Wagner’s Parsifal has been served rather well on Blu-ray and DVD in the last few years. The 2016 Bayreuth recording is another interesting addition to the list. Uwe Eric Laufenberg’s production is not exactly traditional but it’s not “in your face” conceptual either. The setting is contemporary and various visual clues locate it where Europe meets Asia; perhaps the Southern Caucasus. The grail temple is run down. There are soldiers and refugees and tourists, as well as the Grail knights. There’s plenty of Christian symbolism around. The “swan scene” is played straight. The “communion scene” uses Amfortas as the source of the communion blood; an idea which seems common enough. Here he’s wearing a crown of thorns (and not much else) and there’s lots of blood.
There’s a bit at the end of the first act of Parsifal where Gurnemanz looks at Parsifal and says “you haven’t understood anything have you?” or words to that effect. Watching Romeo Castellucci’s 2011 production for Brussels’ La Monnaie theatre my sympathy was very much with the Pure Fool. This is one of the most incomprehensible productions I have seen. Act 1 is very dark. Most of the time only a tiny fragment of the stage is lit. The first thing we see is a snake in its own tiny patch of light. Then we are in a forest and the Grail Knights appear to be part of the forest. Whether they are just wearing suits of leaves or are actually plants is unclear. Kundry, in a white hoodie, and Parsifal in street clothes are recognisably human. Titurel and his squires wear overalls and hard hats. One of them carries a chain saw. The “swan” appears to be a lit up tree branch though later it appears as a very decomposed skeleton. The Grail Scene is played out with a white curtain, with a small black comma on it, across the entire stage. The curtain is withdrawn and we see fluorescent lights above the greenery, which takes up much less space than one has so far imagined. Is Monsalvat a grow-op and the knights marijuana plants?
Martin Kušej’s production of Der fliegender Holländer for De Nederlandse Opera recorded in 2010 is high concept and it’s worth looking at the interviews with the cast and conductor before watching the main event. Certainly the essay in the booklet will do little to prepare you. For Kušej, Daland’s ship is a cruise ship or pleasure yacht full of expensively dressed partygoers. The Dutchman’s “crew” are refugees or desperate economic migrants. The Dutchman himself has made his pile in human trafficking. The framework of the “outsiders” wanting a share of the “insiders'” goodies is the backdrop for the interpersonal drama of Senta, the Dutchman and Erik.

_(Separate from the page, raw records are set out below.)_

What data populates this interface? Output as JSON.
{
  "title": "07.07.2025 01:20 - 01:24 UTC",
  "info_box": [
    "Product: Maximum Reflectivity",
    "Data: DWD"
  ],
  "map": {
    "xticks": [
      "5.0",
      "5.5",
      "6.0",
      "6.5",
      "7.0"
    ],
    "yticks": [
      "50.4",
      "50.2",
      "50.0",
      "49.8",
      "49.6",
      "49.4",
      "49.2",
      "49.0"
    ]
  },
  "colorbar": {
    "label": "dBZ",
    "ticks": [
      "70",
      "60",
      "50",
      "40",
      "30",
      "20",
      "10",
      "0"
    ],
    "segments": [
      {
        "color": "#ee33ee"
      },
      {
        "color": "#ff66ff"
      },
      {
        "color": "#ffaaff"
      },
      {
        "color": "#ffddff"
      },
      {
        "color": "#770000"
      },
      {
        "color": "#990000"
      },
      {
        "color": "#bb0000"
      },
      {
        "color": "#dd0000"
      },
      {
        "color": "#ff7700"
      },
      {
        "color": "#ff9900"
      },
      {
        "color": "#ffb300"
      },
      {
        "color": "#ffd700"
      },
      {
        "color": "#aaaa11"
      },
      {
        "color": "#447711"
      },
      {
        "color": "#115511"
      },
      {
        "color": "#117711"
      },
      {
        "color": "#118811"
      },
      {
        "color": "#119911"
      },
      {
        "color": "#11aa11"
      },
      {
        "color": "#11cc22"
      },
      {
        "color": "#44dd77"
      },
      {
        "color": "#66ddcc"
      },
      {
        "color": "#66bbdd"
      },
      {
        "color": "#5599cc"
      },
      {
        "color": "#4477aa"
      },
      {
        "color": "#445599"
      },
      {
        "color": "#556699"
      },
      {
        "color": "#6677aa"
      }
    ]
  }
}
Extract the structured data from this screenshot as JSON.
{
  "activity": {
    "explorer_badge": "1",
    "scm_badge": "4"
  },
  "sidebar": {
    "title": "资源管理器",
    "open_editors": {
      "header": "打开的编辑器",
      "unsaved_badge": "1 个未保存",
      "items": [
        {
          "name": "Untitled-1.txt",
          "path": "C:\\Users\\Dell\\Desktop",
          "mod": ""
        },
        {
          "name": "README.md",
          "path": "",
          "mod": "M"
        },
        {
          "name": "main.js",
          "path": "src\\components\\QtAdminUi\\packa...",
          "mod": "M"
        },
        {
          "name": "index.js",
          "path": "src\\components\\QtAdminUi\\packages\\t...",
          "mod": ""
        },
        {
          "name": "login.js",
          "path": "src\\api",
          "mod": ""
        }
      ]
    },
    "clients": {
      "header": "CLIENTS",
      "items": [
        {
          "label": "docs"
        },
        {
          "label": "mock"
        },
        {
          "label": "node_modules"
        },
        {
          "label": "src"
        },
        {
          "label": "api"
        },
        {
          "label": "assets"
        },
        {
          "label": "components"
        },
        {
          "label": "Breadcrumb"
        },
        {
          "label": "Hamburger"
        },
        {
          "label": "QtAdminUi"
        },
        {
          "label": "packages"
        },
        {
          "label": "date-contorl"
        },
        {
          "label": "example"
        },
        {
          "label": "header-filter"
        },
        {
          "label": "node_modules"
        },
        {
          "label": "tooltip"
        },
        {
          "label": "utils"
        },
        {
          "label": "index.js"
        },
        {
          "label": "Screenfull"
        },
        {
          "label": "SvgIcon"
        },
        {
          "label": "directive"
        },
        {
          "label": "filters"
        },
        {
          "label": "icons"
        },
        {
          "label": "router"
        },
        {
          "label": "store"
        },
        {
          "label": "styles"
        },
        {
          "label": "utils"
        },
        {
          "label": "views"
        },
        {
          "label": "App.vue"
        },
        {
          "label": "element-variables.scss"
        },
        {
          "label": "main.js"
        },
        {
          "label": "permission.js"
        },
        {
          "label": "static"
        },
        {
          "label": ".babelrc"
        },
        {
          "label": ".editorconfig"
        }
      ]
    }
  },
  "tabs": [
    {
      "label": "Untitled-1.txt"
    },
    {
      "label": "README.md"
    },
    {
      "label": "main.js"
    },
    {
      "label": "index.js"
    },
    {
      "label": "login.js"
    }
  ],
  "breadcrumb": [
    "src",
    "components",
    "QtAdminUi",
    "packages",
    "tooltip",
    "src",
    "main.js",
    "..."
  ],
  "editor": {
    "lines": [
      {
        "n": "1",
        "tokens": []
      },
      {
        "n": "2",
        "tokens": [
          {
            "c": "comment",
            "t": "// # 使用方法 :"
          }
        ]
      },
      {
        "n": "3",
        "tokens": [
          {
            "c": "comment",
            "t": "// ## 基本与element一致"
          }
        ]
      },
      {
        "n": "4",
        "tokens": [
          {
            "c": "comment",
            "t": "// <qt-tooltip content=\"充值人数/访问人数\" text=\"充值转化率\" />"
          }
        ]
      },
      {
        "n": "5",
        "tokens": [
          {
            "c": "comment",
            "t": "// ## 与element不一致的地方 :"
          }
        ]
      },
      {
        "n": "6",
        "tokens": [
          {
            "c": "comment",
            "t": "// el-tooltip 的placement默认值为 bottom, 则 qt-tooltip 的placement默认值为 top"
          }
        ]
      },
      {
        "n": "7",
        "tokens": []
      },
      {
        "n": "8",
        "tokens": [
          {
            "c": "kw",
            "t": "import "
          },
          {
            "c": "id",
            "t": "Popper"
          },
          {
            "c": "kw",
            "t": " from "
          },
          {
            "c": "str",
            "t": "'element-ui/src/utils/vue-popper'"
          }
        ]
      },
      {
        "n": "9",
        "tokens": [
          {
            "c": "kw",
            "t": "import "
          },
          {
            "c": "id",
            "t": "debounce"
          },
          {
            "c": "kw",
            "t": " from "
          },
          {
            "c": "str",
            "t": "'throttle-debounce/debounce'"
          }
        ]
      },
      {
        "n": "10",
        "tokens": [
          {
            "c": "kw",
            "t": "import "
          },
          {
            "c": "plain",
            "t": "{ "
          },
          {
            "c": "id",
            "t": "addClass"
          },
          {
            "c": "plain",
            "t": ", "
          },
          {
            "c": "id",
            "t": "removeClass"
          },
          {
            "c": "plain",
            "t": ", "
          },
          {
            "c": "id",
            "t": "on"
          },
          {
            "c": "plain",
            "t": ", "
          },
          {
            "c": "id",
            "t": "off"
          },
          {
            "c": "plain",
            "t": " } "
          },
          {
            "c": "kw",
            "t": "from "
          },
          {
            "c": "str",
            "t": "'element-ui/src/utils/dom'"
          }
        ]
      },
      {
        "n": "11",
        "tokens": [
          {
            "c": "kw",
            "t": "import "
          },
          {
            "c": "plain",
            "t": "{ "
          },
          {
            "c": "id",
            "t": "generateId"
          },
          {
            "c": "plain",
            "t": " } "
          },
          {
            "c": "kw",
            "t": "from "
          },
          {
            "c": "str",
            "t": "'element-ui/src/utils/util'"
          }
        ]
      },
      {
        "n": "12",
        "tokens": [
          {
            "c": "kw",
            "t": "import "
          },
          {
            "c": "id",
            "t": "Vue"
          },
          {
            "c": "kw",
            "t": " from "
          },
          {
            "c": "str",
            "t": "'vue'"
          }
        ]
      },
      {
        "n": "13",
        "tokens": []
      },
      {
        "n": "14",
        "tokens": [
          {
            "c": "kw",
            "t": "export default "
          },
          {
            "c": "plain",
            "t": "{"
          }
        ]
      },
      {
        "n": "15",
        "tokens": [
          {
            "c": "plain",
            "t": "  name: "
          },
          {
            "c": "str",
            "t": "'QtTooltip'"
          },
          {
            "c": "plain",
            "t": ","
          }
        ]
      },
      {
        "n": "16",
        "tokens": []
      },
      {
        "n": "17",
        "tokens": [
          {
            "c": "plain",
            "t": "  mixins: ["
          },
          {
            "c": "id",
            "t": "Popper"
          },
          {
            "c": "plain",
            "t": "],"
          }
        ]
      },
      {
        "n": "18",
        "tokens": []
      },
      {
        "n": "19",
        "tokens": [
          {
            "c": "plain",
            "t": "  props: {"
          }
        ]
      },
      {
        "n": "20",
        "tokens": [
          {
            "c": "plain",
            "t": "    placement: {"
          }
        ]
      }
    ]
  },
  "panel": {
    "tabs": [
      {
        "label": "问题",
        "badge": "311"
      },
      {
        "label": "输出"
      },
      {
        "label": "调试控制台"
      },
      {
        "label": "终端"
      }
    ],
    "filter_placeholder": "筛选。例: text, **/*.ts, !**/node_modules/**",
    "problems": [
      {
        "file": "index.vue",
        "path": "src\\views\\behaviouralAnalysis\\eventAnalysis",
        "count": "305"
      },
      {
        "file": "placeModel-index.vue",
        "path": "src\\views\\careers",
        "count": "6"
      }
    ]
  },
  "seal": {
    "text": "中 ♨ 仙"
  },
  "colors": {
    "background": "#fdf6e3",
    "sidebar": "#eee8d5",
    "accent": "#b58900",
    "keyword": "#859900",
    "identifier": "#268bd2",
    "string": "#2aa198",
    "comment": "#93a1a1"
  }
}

I’ve owned a VHS tape of Harry Kupfer’s 1991 Royal Opera House production of Gluck’s Orfeo ed Euridice pretty much since it came out. I really can’t bear to watch VHS anymore so I haven’t watched it in ages and was intrigued when I managed to get my paws on a DVD copy and was able to see what I thought after all this time. Continue reading →